::: SOURCE DATA :::

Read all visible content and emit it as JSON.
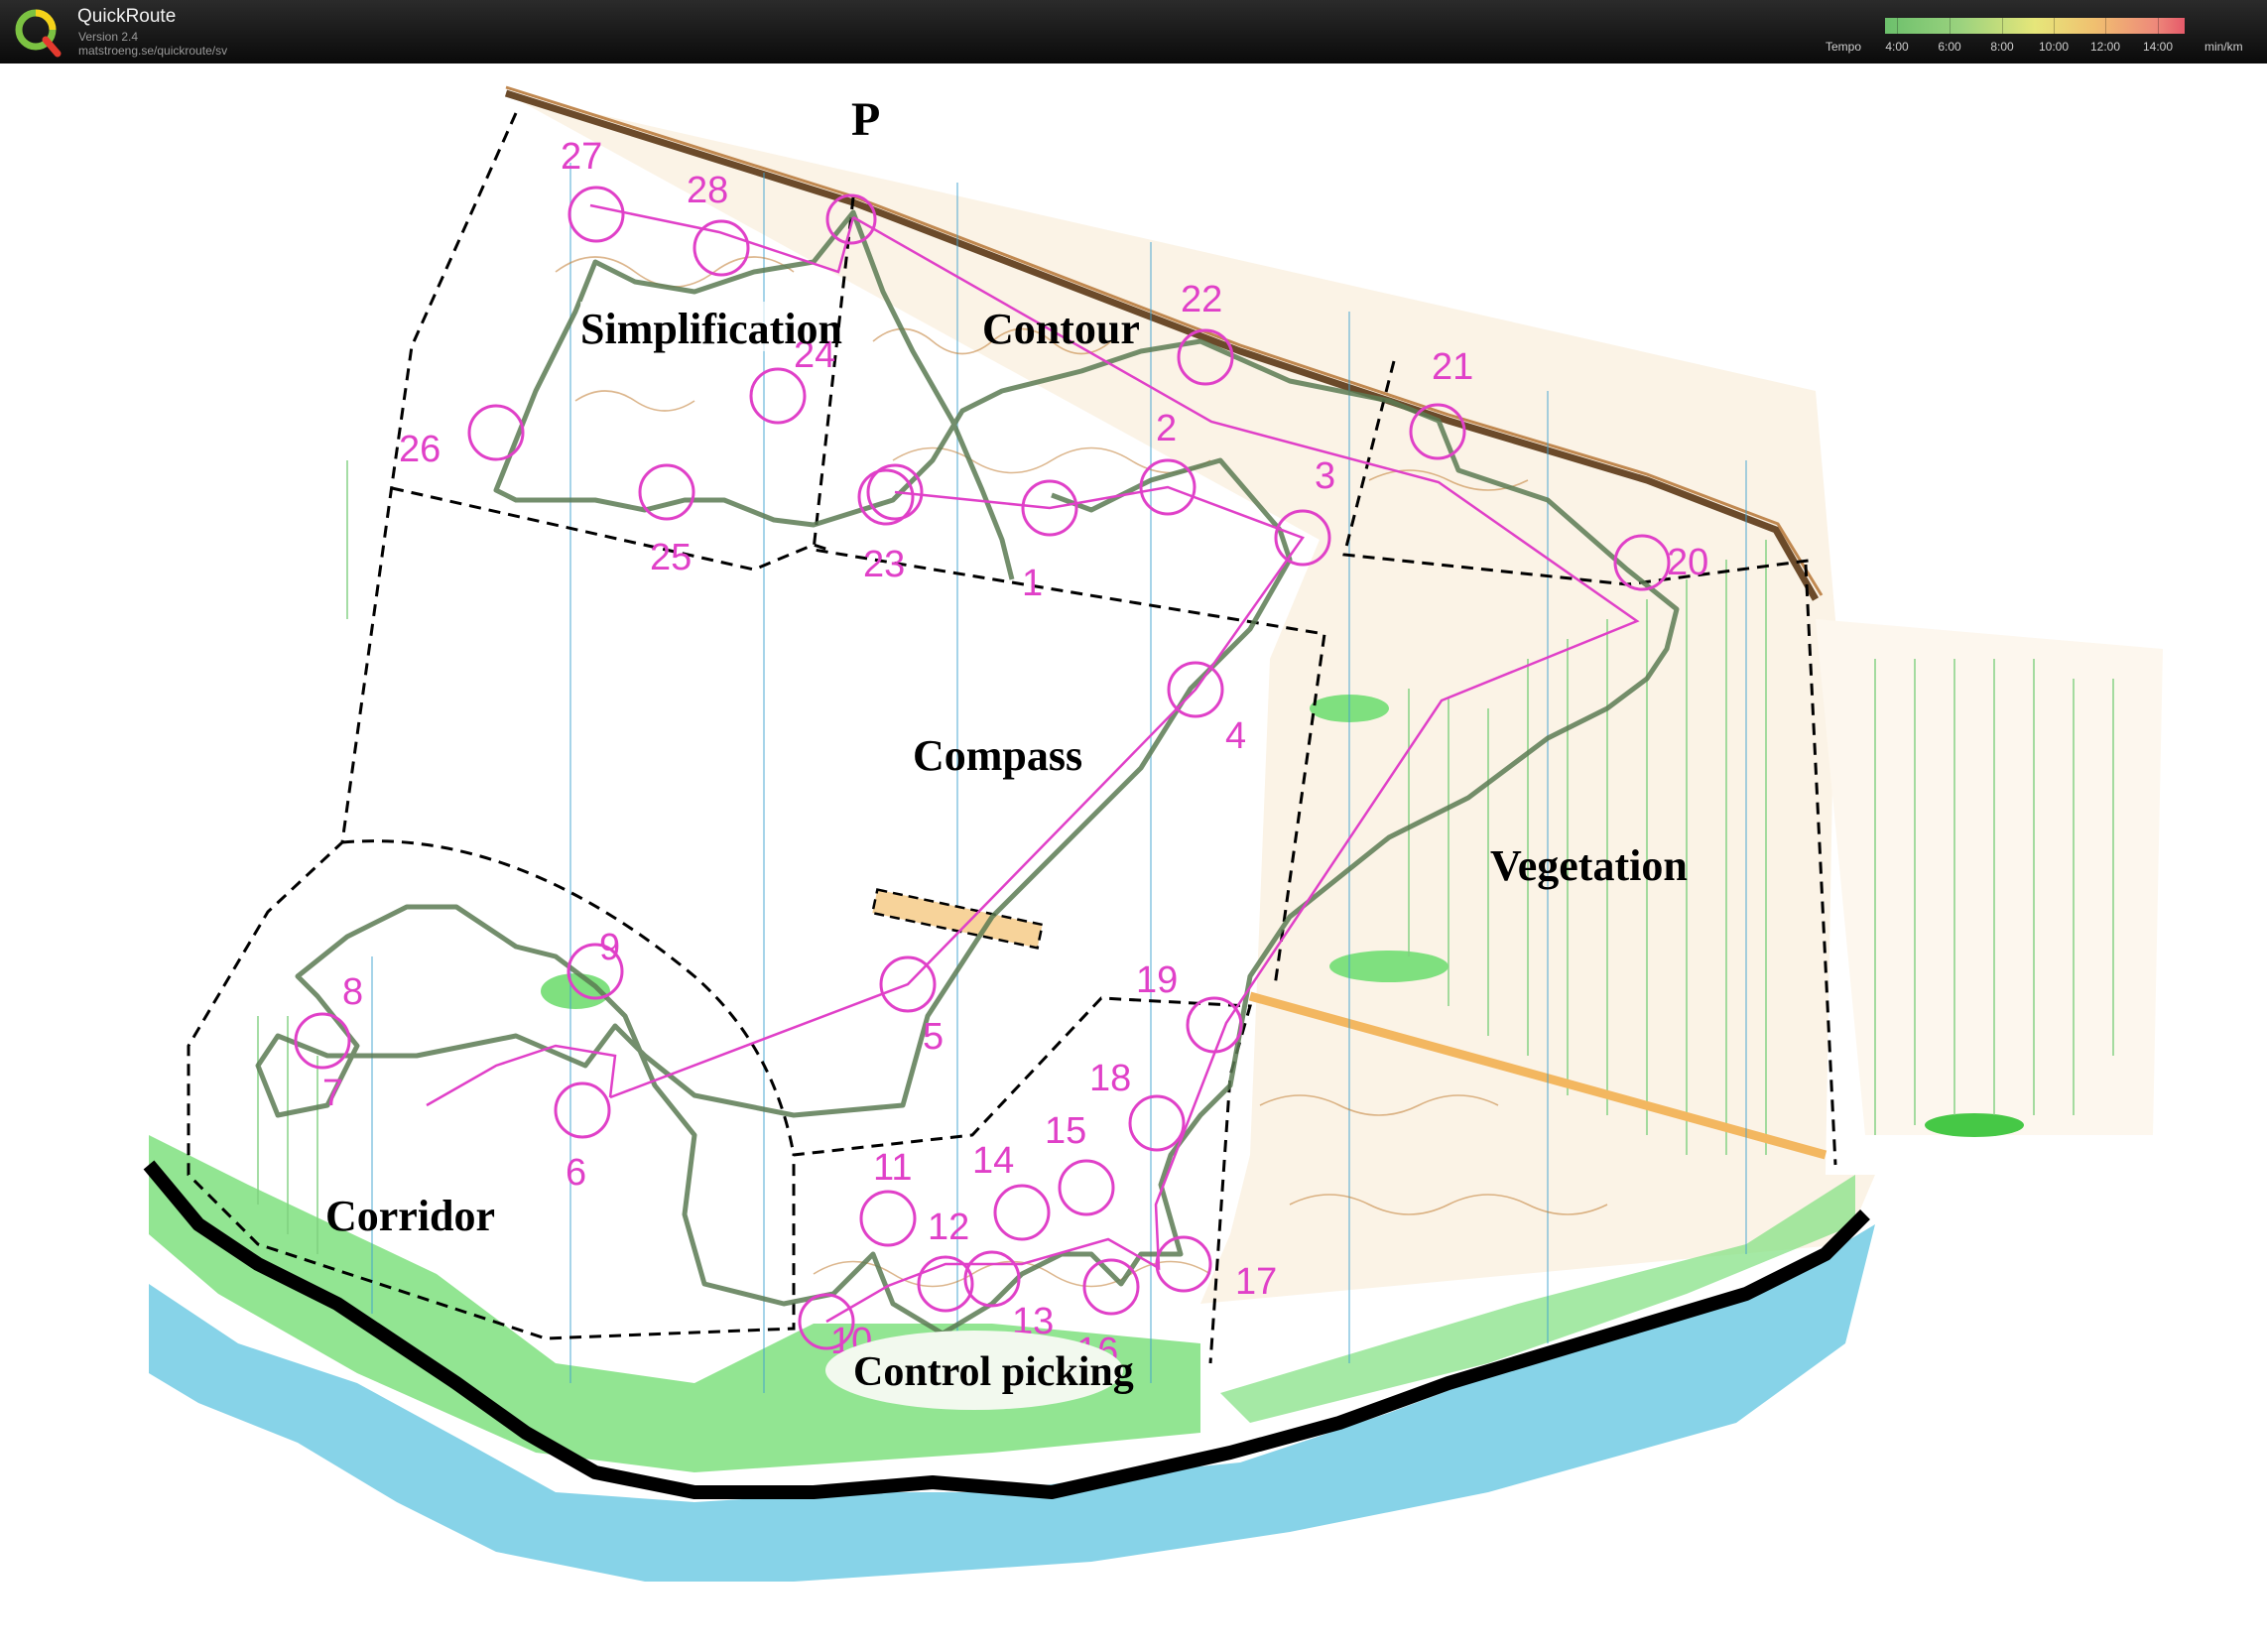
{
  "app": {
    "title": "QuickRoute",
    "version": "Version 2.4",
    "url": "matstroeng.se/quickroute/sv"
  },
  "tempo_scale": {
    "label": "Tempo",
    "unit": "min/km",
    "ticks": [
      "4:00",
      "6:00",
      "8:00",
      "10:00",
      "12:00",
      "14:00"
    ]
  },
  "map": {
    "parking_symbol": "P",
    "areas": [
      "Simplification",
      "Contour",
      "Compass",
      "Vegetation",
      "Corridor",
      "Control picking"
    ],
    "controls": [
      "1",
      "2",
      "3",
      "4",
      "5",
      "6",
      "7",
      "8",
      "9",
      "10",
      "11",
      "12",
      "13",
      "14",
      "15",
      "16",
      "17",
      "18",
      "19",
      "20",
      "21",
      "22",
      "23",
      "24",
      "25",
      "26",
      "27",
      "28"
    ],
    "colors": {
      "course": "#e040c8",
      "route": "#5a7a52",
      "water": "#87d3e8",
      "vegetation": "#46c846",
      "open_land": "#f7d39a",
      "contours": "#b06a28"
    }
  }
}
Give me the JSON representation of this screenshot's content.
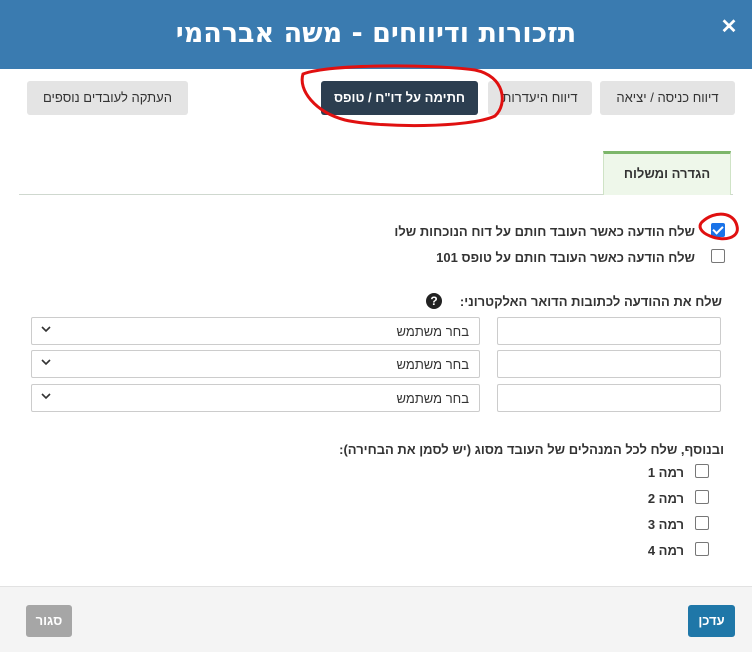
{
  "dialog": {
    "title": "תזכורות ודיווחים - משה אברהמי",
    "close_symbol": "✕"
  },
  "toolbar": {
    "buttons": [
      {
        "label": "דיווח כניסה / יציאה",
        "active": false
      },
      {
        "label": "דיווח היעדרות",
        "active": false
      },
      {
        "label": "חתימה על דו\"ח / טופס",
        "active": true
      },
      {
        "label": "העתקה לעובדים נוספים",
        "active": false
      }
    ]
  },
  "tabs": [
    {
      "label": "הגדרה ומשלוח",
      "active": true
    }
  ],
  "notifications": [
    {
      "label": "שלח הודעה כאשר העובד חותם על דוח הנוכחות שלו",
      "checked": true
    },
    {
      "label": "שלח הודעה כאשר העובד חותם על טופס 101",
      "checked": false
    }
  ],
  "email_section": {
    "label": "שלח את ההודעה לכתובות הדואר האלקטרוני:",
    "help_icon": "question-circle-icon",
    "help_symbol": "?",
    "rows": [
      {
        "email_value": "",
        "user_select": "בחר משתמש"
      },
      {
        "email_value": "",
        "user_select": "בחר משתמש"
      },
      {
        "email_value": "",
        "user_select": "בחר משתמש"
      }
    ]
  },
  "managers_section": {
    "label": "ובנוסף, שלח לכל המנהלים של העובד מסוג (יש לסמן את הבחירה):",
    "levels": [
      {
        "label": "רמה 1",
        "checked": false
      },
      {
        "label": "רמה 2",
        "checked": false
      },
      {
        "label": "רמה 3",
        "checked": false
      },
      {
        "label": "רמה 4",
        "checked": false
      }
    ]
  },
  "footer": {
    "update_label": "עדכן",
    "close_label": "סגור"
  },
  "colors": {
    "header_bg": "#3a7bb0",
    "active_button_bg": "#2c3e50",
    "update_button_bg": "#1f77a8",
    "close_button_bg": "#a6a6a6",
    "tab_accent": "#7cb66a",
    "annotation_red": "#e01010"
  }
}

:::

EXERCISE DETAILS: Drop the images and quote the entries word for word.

ANSWER TO THIS TASK:
Read all visible content and emit it as JSON.
{
  "app": {
    "title": "QuickRoute",
    "version": "Version 2.4",
    "url": "matstroeng.se/quickroute/sv"
  },
  "tempo_scale": {
    "label": "Tempo",
    "unit": "min/km",
    "ticks": [
      "4:00",
      "6:00",
      "8:00",
      "10:00",
      "12:00",
      "14:00"
    ]
  },
  "map": {
    "parking_symbol": "P",
    "areas": [
      "Simplification",
      "Contour",
      "Compass",
      "Vegetation",
      "Corridor",
      "Control picking"
    ],
    "controls": [
      "1",
      "2",
      "3",
      "4",
      "5",
      "6",
      "7",
      "8",
      "9",
      "10",
      "11",
      "12",
      "13",
      "14",
      "15",
      "16",
      "17",
      "18",
      "19",
      "20",
      "21",
      "22",
      "23",
      "24",
      "25",
      "26",
      "27",
      "28"
    ],
    "colors": {
      "course": "#e040c8",
      "route": "#5a7a52",
      "water": "#87d3e8",
      "vegetation": "#46c846",
      "open_land": "#f7d39a",
      "contours": "#b06a28"
    }
  }
}
Give me the JSON representation of this screenshot's content.
{
  "dialog": {
    "title": "תזכורות ודיווחים - משה אברהמי",
    "close_symbol": "✕"
  },
  "toolbar": {
    "buttons": [
      {
        "label": "דיווח כניסה / יציאה",
        "active": false
      },
      {
        "label": "דיווח היעדרות",
        "active": false
      },
      {
        "label": "חתימה על דו\"ח / טופס",
        "active": true
      },
      {
        "label": "העתקה לעובדים נוספים",
        "active": false
      }
    ]
  },
  "tabs": [
    {
      "label": "הגדרה ומשלוח",
      "active": true
    }
  ],
  "notifications": [
    {
      "label": "שלח הודעה כאשר העובד חותם על דוח הנוכחות שלו",
      "checked": true
    },
    {
      "label": "שלח הודעה כאשר העובד חותם על טופס 101",
      "checked": false
    }
  ],
  "email_section": {
    "label": "שלח את ההודעה לכתובות הדואר האלקטרוני:",
    "help_icon": "question-circle-icon",
    "help_symbol": "?",
    "rows": [
      {
        "email_value": "",
        "user_select": "בחר משתמש"
      },
      {
        "email_value": "",
        "user_select": "בחר משתמש"
      },
      {
        "email_value": "",
        "user_select": "בחר משתמש"
      }
    ]
  },
  "managers_section": {
    "label": "ובנוסף, שלח לכל המנהלים של העובד מסוג (יש לסמן את הבחירה):",
    "levels": [
      {
        "label": "רמה 1",
        "checked": false
      },
      {
        "label": "רמה 2",
        "checked": false
      },
      {
        "label": "רמה 3",
        "checked": false
      },
      {
        "label": "רמה 4",
        "checked": false
      }
    ]
  },
  "footer": {
    "update_label": "עדכן",
    "close_label": "סגור"
  },
  "colors": {
    "header_bg": "#3a7bb0",
    "active_button_bg": "#2c3e50",
    "update_button_bg": "#1f77a8",
    "close_button_bg": "#a6a6a6",
    "tab_accent": "#7cb66a",
    "annotation_red": "#e01010"
  }
}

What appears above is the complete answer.